Emdeon responds to allegations

Last month Emdeon put together a pretty decent IPO for its Web MD Health spin-off. Wall Street liked what it heard about the company's potential in the consumer health segment. But on Saturday the Associated Press ran a long investigative story on the company--the kind CEOs have nightmares about. It detailed an ongoing Justice Department investigation into the company and parent Emdeon (which changed its name from WebMD last month) surrounding accounting questions at Medical …

FDA announces contracts for adverse events database

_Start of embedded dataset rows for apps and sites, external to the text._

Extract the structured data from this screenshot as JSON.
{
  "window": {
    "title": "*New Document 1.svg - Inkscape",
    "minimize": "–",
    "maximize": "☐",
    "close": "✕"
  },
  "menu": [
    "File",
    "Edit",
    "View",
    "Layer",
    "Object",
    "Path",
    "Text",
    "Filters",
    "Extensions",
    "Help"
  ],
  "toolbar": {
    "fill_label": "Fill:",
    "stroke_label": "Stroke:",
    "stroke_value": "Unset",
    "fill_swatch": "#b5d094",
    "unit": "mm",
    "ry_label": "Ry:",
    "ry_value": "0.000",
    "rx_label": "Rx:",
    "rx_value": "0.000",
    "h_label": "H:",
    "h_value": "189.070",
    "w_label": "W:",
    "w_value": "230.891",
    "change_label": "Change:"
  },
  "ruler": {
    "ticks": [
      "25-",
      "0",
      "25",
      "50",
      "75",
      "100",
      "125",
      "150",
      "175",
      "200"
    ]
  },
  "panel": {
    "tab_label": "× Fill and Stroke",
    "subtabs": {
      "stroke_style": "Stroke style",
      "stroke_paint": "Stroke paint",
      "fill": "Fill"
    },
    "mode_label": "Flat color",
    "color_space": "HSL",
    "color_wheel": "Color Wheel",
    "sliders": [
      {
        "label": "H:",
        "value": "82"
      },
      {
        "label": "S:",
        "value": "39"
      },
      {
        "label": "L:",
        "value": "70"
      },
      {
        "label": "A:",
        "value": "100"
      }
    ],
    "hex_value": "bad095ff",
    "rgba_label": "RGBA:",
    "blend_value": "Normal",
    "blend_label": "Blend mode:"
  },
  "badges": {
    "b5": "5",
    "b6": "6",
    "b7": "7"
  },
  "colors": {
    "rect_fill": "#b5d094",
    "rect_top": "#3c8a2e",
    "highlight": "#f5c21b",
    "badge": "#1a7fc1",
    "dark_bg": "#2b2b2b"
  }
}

On Friday the Food and Drug Administration announced contracts for its adverse event monitoring database, a key to the agency's plan for monitoring drug safety in the future. The FDA will use the technology to look for possible signs that a particular drug may be experiencing problems. The four organizations selected to participate in the project are Vanderbilt University, Harvard Pilgrim Healthcare, Ingenix and Kaiser Foundation Research Institute. Of course, since the Vioxx withdrawal …

IBM to put worker genetic data off limits

Entering an area of healthcare law expected to become a hot topic, IBM announced a privacy policy covering employee genetic information. The company pledged not to use genetic testing in hiring decisions or to determine eligibility for its healthcare or benefits plans. The announcement is said to be the first of its kind by a major corporation. Experts said the announcement establishes an important precedent.

"What IBM is doing is significant because you have a big, leadership …

More problems for Merck defense

The Vioxx litigation is widely seen as a key turning point for Merck. That's the reason why so many people are surprised that miscues continue to haunt the company's legal defense. The latest snafu came on Friday when defense counsel Diane Sullivan got into a shouting match with Judge Carol Higbee, leading some observers to compare the proceedings to an episode of The Jerry Springer Show. Ill will between the two has been palpable since the beginning of the second Vioxx …